The Greens today today vowed to push the mining sector to undertake systemic reform to prevent violence against women on mining sites, as a landmark WA inquiry finds that the industry has failed to protect women.
The report finds that women in the industry “frequently have to deal with sexual harassment and sexual assault”, with many incidents “ignored or overlooked by employers”, and includes 24 recommendations.
Comments attributable to Senator Dorinda Cox, Australian Greens spokesperson for Resources:
“The Greens are shocked, disgusted, and appalled to learn today of the staggering rates of sexual assault, violence and predatory behaviour against women on mining sites across WA today.
“This is the mining sector’s #MeToo moment. The culture of abuse has to stop. The culture of secrecy has to stop.
“The mining sector now has a choice - they can choose to see this culture of violence continue and sweep this issue under the carpet, or they can step up and end this horrific culture of abuse.
“We need this sector to take abuse in all its forms seriously - to invest in prevention education - and for structural change, and urge the sector to implement all 24 recommendations of this review as a matter of urgency.”
Comments attributable to Senator Larissa Waters, Australian Greens spokesperson on Women:
“This report recognises the vulnerability of women working on FIFO sites and has come about because of their bravery in sharing their stories. Its recommendations must be implemented.
“There are many recommendations in this report that Federal parliament should also take note of. When parliament resumes, we will be pushing for parliament to set the standard for safe and respectful workplaces.
“Every person in every workplace should expect to be safe and respected.”

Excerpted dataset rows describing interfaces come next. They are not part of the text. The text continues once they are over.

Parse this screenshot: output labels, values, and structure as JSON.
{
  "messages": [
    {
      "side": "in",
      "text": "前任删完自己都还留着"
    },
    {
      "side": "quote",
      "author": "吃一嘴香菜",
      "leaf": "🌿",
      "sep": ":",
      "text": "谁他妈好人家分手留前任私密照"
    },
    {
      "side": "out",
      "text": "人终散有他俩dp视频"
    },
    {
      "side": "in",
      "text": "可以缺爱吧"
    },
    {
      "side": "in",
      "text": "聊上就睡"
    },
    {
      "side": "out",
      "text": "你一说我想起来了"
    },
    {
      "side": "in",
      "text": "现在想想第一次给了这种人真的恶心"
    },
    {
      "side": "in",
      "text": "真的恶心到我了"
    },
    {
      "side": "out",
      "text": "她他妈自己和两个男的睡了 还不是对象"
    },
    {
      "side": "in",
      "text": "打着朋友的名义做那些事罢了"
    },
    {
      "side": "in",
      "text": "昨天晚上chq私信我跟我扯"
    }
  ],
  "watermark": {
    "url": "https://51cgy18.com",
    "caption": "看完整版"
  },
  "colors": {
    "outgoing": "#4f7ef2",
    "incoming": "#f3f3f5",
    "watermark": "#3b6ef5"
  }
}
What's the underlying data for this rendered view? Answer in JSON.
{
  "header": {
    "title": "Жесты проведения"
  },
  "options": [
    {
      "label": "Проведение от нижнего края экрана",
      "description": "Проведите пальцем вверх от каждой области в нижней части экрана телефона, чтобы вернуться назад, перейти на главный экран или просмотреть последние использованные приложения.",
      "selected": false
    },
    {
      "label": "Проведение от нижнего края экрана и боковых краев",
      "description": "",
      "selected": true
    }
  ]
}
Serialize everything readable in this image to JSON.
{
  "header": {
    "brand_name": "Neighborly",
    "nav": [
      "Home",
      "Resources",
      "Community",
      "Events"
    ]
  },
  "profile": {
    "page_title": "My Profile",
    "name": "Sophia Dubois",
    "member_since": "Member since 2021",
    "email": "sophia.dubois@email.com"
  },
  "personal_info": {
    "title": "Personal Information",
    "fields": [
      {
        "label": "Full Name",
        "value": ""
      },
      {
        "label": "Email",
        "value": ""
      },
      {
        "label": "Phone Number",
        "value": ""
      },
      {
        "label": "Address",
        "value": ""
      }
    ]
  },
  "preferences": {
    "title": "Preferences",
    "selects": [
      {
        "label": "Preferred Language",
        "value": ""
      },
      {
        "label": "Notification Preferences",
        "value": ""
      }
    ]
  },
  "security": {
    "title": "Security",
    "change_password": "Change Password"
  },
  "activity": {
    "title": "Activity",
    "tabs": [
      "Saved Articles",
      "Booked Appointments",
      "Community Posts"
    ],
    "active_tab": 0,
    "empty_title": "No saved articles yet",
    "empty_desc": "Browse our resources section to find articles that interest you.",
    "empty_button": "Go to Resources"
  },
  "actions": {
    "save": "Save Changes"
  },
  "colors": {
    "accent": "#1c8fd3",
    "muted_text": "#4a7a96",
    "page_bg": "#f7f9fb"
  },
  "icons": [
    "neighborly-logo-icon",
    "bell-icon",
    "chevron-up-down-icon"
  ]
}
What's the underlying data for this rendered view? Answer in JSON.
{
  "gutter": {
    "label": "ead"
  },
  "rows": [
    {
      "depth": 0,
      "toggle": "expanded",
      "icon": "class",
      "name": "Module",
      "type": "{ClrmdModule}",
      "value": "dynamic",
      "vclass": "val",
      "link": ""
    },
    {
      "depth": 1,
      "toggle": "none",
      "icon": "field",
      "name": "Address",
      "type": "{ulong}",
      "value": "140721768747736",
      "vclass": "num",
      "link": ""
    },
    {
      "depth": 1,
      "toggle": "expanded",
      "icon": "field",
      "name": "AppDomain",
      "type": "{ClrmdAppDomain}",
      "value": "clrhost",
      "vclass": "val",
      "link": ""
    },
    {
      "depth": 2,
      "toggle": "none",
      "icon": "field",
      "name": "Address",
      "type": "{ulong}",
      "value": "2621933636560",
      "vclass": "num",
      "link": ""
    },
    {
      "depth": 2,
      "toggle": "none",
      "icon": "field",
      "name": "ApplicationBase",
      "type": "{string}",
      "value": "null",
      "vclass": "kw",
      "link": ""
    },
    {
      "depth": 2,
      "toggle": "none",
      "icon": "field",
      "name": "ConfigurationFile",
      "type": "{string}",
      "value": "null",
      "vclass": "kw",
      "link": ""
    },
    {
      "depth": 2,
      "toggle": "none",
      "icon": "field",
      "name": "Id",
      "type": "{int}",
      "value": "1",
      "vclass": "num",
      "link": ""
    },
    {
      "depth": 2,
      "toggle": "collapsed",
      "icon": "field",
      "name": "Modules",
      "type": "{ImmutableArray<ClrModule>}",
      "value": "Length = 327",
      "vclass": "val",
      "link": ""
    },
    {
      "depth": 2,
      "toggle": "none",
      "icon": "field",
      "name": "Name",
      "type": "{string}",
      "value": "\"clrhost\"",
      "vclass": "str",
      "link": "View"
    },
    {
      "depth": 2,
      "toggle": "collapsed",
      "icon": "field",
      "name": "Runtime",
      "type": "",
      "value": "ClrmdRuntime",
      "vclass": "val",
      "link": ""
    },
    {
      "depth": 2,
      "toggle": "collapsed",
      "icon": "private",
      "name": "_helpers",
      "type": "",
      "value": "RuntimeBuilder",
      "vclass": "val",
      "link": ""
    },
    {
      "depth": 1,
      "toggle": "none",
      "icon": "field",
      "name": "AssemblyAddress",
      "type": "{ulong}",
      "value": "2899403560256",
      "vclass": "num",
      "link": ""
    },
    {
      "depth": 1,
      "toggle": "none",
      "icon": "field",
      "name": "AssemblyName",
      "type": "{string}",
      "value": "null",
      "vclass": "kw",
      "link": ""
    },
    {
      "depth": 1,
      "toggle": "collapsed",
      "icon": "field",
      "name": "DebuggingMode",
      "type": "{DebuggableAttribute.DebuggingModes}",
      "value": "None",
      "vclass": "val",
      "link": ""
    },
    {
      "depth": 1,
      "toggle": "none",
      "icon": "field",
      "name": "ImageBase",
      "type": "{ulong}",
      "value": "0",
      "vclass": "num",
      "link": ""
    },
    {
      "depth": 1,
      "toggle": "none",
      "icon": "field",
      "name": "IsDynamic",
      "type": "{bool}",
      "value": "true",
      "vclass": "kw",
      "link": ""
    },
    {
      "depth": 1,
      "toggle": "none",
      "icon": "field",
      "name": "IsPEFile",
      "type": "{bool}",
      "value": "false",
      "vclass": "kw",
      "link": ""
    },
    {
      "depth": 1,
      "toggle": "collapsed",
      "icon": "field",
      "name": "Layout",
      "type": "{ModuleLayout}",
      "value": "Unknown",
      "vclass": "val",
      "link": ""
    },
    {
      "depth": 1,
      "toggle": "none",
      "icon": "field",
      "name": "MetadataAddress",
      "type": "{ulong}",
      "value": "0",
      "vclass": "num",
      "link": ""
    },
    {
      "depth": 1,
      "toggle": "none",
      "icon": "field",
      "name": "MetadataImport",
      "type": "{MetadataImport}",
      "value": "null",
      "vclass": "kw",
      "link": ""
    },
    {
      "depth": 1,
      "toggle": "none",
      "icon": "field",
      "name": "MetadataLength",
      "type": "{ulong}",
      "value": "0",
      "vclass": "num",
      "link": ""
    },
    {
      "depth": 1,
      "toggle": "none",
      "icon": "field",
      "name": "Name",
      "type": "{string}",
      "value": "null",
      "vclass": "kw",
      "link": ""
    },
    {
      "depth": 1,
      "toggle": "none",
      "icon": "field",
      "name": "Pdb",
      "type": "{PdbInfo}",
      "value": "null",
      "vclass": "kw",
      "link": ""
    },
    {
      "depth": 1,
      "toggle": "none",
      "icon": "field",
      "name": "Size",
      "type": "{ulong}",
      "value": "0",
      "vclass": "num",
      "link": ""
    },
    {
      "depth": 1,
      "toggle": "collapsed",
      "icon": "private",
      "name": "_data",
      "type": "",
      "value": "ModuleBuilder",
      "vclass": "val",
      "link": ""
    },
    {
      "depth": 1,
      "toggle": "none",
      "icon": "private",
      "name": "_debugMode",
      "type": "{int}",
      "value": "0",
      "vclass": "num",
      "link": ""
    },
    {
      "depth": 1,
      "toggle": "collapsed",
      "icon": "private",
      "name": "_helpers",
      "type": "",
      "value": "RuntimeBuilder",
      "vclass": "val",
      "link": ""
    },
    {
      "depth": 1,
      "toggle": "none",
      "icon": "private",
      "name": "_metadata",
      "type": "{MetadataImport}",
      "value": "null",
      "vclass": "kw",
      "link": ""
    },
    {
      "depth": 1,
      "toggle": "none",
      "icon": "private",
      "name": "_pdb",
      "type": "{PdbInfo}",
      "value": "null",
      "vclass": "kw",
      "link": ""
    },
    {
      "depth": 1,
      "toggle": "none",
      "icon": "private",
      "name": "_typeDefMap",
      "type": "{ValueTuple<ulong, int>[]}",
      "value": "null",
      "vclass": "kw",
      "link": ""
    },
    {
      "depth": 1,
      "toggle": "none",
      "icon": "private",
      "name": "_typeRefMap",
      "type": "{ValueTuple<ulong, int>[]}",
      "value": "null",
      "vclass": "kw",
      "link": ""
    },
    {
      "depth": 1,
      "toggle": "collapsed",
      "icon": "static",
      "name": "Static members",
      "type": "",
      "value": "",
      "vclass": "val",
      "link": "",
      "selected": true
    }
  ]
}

“Commissioner Jenkins laid out a clear pathway for reform in the Respect@Work report, including a positive duty on employers to make workplaces safe. Labor has promised to implement those recommendations and the Greens will hold them to that pledge.”